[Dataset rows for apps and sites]

=== Section Start ===

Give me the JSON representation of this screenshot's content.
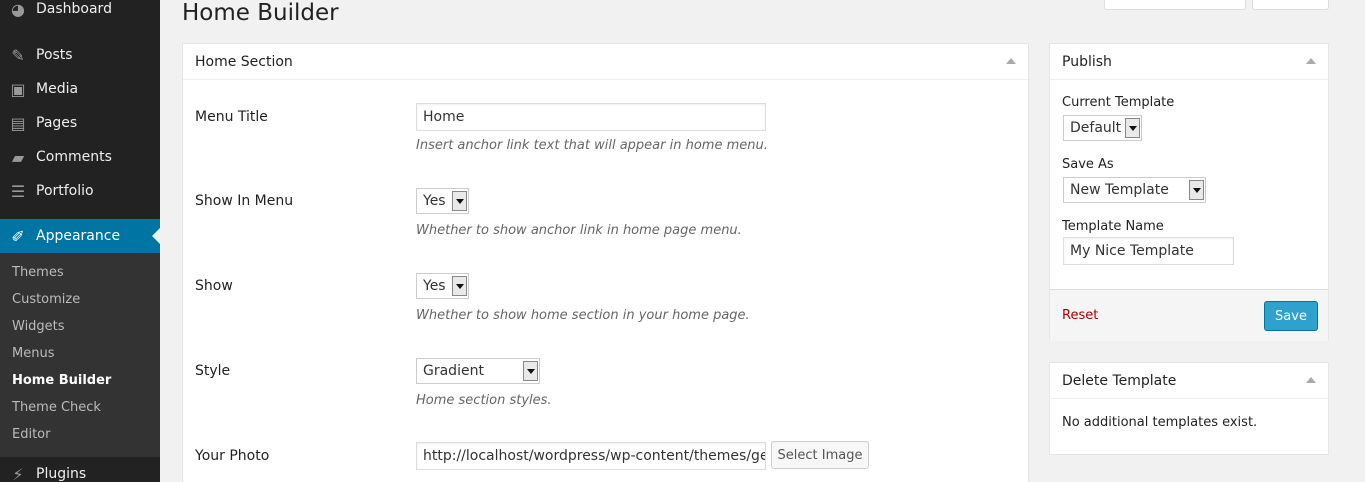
{
  "sidebar": {
    "menu": [
      {
        "label": "Dashboard",
        "icon": "dashboard-icon"
      },
      {
        "label": "Posts",
        "icon": "pin-icon"
      },
      {
        "label": "Media",
        "icon": "media-icon"
      },
      {
        "label": "Pages",
        "icon": "pages-icon"
      },
      {
        "label": "Comments",
        "icon": "comment-icon"
      },
      {
        "label": "Portfolio",
        "icon": "portfolio-icon"
      },
      {
        "label": "Appearance",
        "icon": "brush-icon"
      },
      {
        "label": "Plugins",
        "icon": "plugin-icon"
      }
    ],
    "submenu": [
      "Themes",
      "Customize",
      "Widgets",
      "Menus",
      "Home Builder",
      "Theme Check",
      "Editor"
    ],
    "current_sub": "Home Builder",
    "accent": "#0074a2"
  },
  "page": {
    "title": "Home Builder"
  },
  "home_section": {
    "title": "Home Section",
    "menu_title": {
      "label": "Menu Title",
      "value": "Home",
      "desc": "Insert anchor link text that will appear in home menu."
    },
    "show_in_menu": {
      "label": "Show In Menu",
      "value": "Yes",
      "desc": "Whether to show anchor link in home page menu."
    },
    "show": {
      "label": "Show",
      "value": "Yes",
      "desc": "Whether to show home section in your home page."
    },
    "style": {
      "label": "Style",
      "value": "Gradient",
      "desc": "Home section styles."
    },
    "photo": {
      "label": "Your Photo",
      "value": "http://localhost/wordpress/wp-content/themes/gen",
      "button": "Select Image"
    }
  },
  "publish": {
    "title": "Publish",
    "current_template_label": "Current Template",
    "current_template_value": "Default",
    "save_as_label": "Save As",
    "save_as_value": "New Template",
    "template_name_label": "Template Name",
    "template_name_value": "My Nice Template",
    "reset": "Reset",
    "save": "Save"
  },
  "delete_template": {
    "title": "Delete Template",
    "message": "No additional templates exist."
  }
}
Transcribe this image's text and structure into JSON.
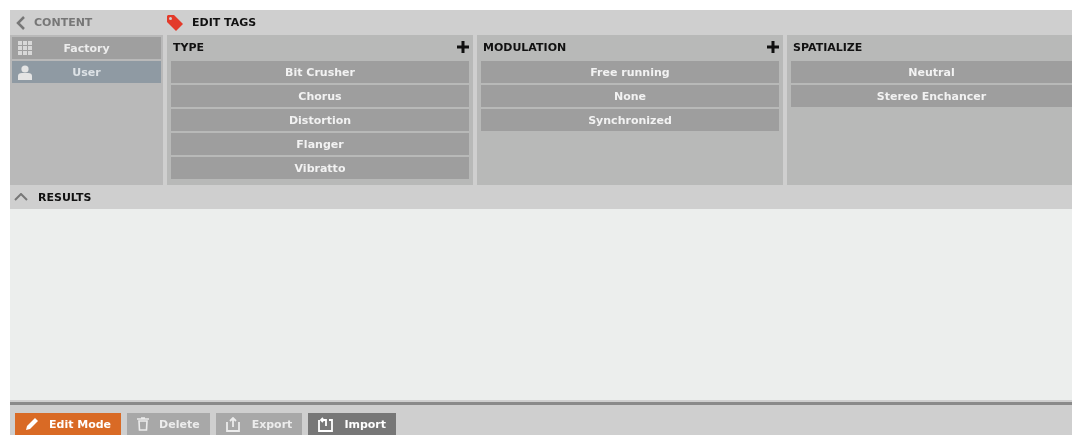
{
  "header": {
    "back_label": "CONTENT",
    "title": "EDIT TAGS"
  },
  "sources": [
    {
      "label": "Factory",
      "kind": "grid",
      "selected": false
    },
    {
      "label": "User",
      "kind": "user",
      "selected": true
    }
  ],
  "categories": [
    {
      "title": "TYPE",
      "can_add": true,
      "tags": [
        "Bit Crusher",
        "Chorus",
        "Distortion",
        "Flanger",
        "Vibratto"
      ]
    },
    {
      "title": "MODULATION",
      "can_add": true,
      "tags": [
        "Free running",
        "None",
        "Synchronized"
      ]
    },
    {
      "title": "SPATIALIZE",
      "can_add": false,
      "tags": [
        "Neutral",
        "Stereo Enchancer"
      ]
    }
  ],
  "results": {
    "label": "RESULTS",
    "expanded": true
  },
  "buttons": [
    {
      "label": "Edit Mode",
      "kind": "pencil",
      "selected": true,
      "disabled": false
    },
    {
      "label": "Delete",
      "kind": "trash",
      "selected": false,
      "disabled": true
    },
    {
      "label": "Export",
      "kind": "export",
      "selected": false,
      "disabled": true
    },
    {
      "label": "Import",
      "kind": "import",
      "selected": false,
      "disabled": false
    }
  ]
}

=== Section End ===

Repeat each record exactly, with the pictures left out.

Give me the JSON representation of this screenshot's content.
{
  "sidebar": {
    "menu": [
      {
        "label": "Dashboard",
        "icon": "dashboard-icon"
      },
      {
        "label": "Posts",
        "icon": "pin-icon"
      },
      {
        "label": "Media",
        "icon": "media-icon"
      },
      {
        "label": "Pages",
        "icon": "pages-icon"
      },
      {
        "label": "Comments",
        "icon": "comment-icon"
      },
      {
        "label": "Portfolio",
        "icon": "portfolio-icon"
      },
      {
        "label": "Appearance",
        "icon": "brush-icon"
      },
      {
        "label": "Plugins",
        "icon": "plugin-icon"
      }
    ],
    "submenu": [
      "Themes",
      "Customize",
      "Widgets",
      "Menus",
      "Home Builder",
      "Theme Check",
      "Editor"
    ],
    "current_sub": "Home Builder",
    "accent": "#0074a2"
  },
  "page": {
    "title": "Home Builder"
  },
  "home_section": {
    "title": "Home Section",
    "menu_title": {
      "label": "Menu Title",
      "value": "Home",
      "desc": "Insert anchor link text that will appear in home menu."
    },
    "show_in_menu": {
      "label": "Show In Menu",
      "value": "Yes",
      "desc": "Whether to show anchor link in home page menu."
    },
    "show": {
      "label": "Show",
      "value": "Yes",
      "desc": "Whether to show home section in your home page."
    },
    "style": {
      "label": "Style",
      "value": "Gradient",
      "desc": "Home section styles."
    },
    "photo": {
      "label": "Your Photo",
      "value": "http://localhost/wordpress/wp-content/themes/gen",
      "button": "Select Image"
    }
  },
  "publish": {
    "title": "Publish",
    "current_template_label": "Current Template",
    "current_template_value": "Default",
    "save_as_label": "Save As",
    "save_as_value": "New Template",
    "template_name_label": "Template Name",
    "template_name_value": "My Nice Template",
    "reset": "Reset",
    "save": "Save"
  },
  "delete_template": {
    "title": "Delete Template",
    "message": "No additional templates exist."
  }
}
Transcribe this image's text and structure into JSON.
{
  "header": {
    "back_label": "CONTENT",
    "title": "EDIT TAGS"
  },
  "sources": [
    {
      "label": "Factory",
      "kind": "grid",
      "selected": false
    },
    {
      "label": "User",
      "kind": "user",
      "selected": true
    }
  ],
  "categories": [
    {
      "title": "TYPE",
      "can_add": true,
      "tags": [
        "Bit Crusher",
        "Chorus",
        "Distortion",
        "Flanger",
        "Vibratto"
      ]
    },
    {
      "title": "MODULATION",
      "can_add": true,
      "tags": [
        "Free running",
        "None",
        "Synchronized"
      ]
    },
    {
      "title": "SPATIALIZE",
      "can_add": false,
      "tags": [
        "Neutral",
        "Stereo Enchancer"
      ]
    }
  ],
  "results": {
    "label": "RESULTS",
    "expanded": true
  },
  "buttons": [
    {
      "label": "Edit Mode",
      "kind": "pencil",
      "selected": true,
      "disabled": false
    },
    {
      "label": "Delete",
      "kind": "trash",
      "selected": false,
      "disabled": true
    },
    {
      "label": "Export",
      "kind": "export",
      "selected": false,
      "disabled": true
    },
    {
      "label": "Import",
      "kind": "import",
      "selected": false,
      "disabled": false
    }
  ]
}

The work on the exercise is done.